Exactly as they appear, output all of the entries.

● MATERIAL PROVIDED:
--------------------------------

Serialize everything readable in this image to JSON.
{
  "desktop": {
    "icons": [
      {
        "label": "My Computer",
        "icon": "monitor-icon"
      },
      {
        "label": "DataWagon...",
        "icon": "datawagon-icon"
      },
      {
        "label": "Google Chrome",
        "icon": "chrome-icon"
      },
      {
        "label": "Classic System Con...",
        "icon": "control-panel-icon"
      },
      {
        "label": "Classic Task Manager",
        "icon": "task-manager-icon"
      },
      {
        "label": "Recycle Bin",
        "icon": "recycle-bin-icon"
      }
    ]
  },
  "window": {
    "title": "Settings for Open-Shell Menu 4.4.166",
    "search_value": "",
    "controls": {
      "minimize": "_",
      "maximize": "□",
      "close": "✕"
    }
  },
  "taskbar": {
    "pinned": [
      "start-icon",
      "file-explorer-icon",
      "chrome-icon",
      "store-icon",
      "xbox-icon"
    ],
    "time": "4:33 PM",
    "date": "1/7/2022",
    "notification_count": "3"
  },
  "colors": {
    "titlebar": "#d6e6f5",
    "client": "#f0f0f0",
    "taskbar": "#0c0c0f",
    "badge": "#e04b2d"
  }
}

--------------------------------

● EXERCISE OUTPUT:
Serialize everything readable in this image to JSON.
{
  "desktop": {
    "icons": [
      {
        "label": "My Computer",
        "icon": "monitor-icon"
      },
      {
        "label": "DataWagon...",
        "icon": "datawagon-icon"
      },
      {
        "label": "Google Chrome",
        "icon": "chrome-icon"
      },
      {
        "label": "Classic System Con...",
        "icon": "control-panel-icon"
      },
      {
        "label": "Classic Task Manager",
        "icon": "task-manager-icon"
      },
      {
        "label": "Recycle Bin",
        "icon": "recycle-bin-icon"
      }
    ]
  },
  "window": {
    "title": "Settings for Open-Shell Menu 4.4.166",
    "search_value": "",
    "controls": {
      "minimize": "_",
      "maximize": "□",
      "close": "✕"
    }
  },
  "taskbar": {
    "pinned": [
      "start-icon",
      "file-explorer-icon",
      "chrome-icon",
      "store-icon",
      "xbox-icon"
    ],
    "time": "4:33 PM",
    "date": "1/7/2022",
    "notification_count": "3"
  },
  "colors": {
    "titlebar": "#d6e6f5",
    "client": "#f0f0f0",
    "taskbar": "#0c0c0f",
    "badge": "#e04b2d"
  }
}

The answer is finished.